- ABOUT THIS EXERCISE
An identical copy of all the entries is the required result.

- RECORDS FOR PROCESSING
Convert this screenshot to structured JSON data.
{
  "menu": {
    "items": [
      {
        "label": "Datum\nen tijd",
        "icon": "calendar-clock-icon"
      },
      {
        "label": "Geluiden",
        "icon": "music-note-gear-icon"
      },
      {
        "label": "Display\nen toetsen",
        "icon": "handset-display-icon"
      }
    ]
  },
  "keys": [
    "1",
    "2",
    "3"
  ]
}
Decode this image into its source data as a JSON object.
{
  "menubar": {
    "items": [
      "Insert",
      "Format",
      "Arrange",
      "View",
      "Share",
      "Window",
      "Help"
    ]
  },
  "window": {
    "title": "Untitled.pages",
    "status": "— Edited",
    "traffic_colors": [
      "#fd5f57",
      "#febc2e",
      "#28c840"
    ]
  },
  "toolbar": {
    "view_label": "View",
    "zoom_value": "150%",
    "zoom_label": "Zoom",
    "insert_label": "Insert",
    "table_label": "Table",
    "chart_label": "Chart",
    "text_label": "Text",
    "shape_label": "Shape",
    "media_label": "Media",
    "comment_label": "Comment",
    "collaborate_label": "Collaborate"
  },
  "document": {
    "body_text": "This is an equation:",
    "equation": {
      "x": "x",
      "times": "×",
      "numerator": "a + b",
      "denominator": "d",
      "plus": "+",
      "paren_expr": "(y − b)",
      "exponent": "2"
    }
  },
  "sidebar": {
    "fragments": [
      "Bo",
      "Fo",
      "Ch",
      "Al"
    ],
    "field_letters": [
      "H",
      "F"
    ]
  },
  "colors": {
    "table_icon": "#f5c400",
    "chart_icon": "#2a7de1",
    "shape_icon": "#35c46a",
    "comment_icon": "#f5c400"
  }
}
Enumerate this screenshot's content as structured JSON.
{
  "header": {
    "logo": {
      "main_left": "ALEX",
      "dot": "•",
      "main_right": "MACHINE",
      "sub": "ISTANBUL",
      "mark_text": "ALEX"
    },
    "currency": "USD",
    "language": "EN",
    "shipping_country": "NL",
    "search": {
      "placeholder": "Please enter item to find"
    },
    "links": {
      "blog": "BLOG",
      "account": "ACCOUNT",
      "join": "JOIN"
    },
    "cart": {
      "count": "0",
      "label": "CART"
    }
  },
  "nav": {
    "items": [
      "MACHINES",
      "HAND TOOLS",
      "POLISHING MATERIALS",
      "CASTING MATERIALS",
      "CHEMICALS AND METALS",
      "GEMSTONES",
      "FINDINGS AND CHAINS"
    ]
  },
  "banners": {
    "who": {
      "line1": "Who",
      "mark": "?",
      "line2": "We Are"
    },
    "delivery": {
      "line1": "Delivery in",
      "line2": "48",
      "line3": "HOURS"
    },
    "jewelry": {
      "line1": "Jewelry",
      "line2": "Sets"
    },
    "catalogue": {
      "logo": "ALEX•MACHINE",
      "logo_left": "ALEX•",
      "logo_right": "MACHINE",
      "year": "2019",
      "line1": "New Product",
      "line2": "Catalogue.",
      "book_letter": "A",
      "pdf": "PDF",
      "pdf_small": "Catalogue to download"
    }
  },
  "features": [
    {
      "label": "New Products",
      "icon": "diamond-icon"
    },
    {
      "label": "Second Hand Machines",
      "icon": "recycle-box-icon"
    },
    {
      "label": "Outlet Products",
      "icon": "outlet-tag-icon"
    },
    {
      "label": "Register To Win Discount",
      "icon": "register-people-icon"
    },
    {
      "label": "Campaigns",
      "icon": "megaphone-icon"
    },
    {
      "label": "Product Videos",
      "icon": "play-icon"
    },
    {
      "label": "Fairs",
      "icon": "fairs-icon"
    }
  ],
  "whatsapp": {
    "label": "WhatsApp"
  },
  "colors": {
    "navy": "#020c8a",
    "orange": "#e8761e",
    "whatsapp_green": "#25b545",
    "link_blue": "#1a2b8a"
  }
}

- RESPONSE TO THIS TASK
Convert this screenshot to structured JSON data.
{
  "menu": {
    "items": [
      {
        "label": "Datum\nen tijd",
        "icon": "calendar-clock-icon"
      },
      {
        "label": "Geluiden",
        "icon": "music-note-gear-icon"
      },
      {
        "label": "Display\nen toetsen",
        "icon": "handset-display-icon"
      }
    ]
  },
  "keys": [
    "1",
    "2",
    "3"
  ]
}
Decode this image into its source data as a JSON object.
{
  "menubar": {
    "items": [
      "Insert",
      "Format",
      "Arrange",
      "View",
      "Share",
      "Window",
      "Help"
    ]
  },
  "window": {
    "title": "Untitled.pages",
    "status": "— Edited",
    "traffic_colors": [
      "#fd5f57",
      "#febc2e",
      "#28c840"
    ]
  },
  "toolbar": {
    "view_label": "View",
    "zoom_value": "150%",
    "zoom_label": "Zoom",
    "insert_label": "Insert",
    "table_label": "Table",
    "chart_label": "Chart",
    "text_label": "Text",
    "shape_label": "Shape",
    "media_label": "Media",
    "comment_label": "Comment",
    "collaborate_label": "Collaborate"
  },
  "document": {
    "body_text": "This is an equation:",
    "equation": {
      "x": "x",
      "times": "×",
      "numerator": "a + b",
      "denominator": "d",
      "plus": "+",
      "paren_expr": "(y − b)",
      "exponent": "2"
    }
  },
  "sidebar": {
    "fragments": [
      "Bo",
      "Fo",
      "Ch",
      "Al"
    ],
    "field_letters": [
      "H",
      "F"
    ]
  },
  "colors": {
    "table_icon": "#f5c400",
    "chart_icon": "#2a7de1",
    "shape_icon": "#35c46a",
    "comment_icon": "#f5c400"
  }
}
Enumerate this screenshot's content as structured JSON.
{
  "header": {
    "logo": {
      "main_left": "ALEX",
      "dot": "•",
      "main_right": "MACHINE",
      "sub": "ISTANBUL",
      "mark_text": "ALEX"
    },
    "currency": "USD",
    "language": "EN",
    "shipping_country": "NL",
    "search": {
      "placeholder": "Please enter item to find"
    },
    "links": {
      "blog": "BLOG",
      "account": "ACCOUNT",
      "join": "JOIN"
    },
    "cart": {
      "count": "0",
      "label": "CART"
    }
  },
  "nav": {
    "items": [
      "MACHINES",
      "HAND TOOLS",
      "POLISHING MATERIALS",
      "CASTING MATERIALS",
      "CHEMICALS AND METALS",
      "GEMSTONES",
      "FINDINGS AND CHAINS"
    ]
  },
  "banners": {
    "who": {
      "line1": "Who",
      "mark": "?",
      "line2": "We Are"
    },
    "delivery": {
      "line1": "Delivery in",
      "line2": "48",
      "line3": "HOURS"
    },
    "jewelry": {
      "line1": "Jewelry",
      "line2": "Sets"
    },
    "catalogue": {
      "logo": "ALEX•MACHINE",
      "logo_left": "ALEX•",
      "logo_right": "MACHINE",
      "year": "2019",
      "line1": "New Product",
      "line2": "Catalogue.",
      "book_letter": "A",
      "pdf": "PDF",
      "pdf_small": "Catalogue to download"
    }
  },
  "features": [
    {
      "label": "New Products",
      "icon": "diamond-icon"
    },
    {
      "label": "Second Hand Machines",
      "icon": "recycle-box-icon"
    },
    {
      "label": "Outlet Products",
      "icon": "outlet-tag-icon"
    },
    {
      "label": "Register To Win Discount",
      "icon": "register-people-icon"
    },
    {
      "label": "Campaigns",
      "icon": "megaphone-icon"
    },
    {
      "label": "Product Videos",
      "icon": "play-icon"
    },
    {
      "label": "Fairs",
      "icon": "fairs-icon"
    }
  ],
  "whatsapp": {
    "label": "WhatsApp"
  },
  "colors": {
    "navy": "#020c8a",
    "orange": "#e8761e",
    "whatsapp_green": "#25b545",
    "link_blue": "#1a2b8a"
  }
}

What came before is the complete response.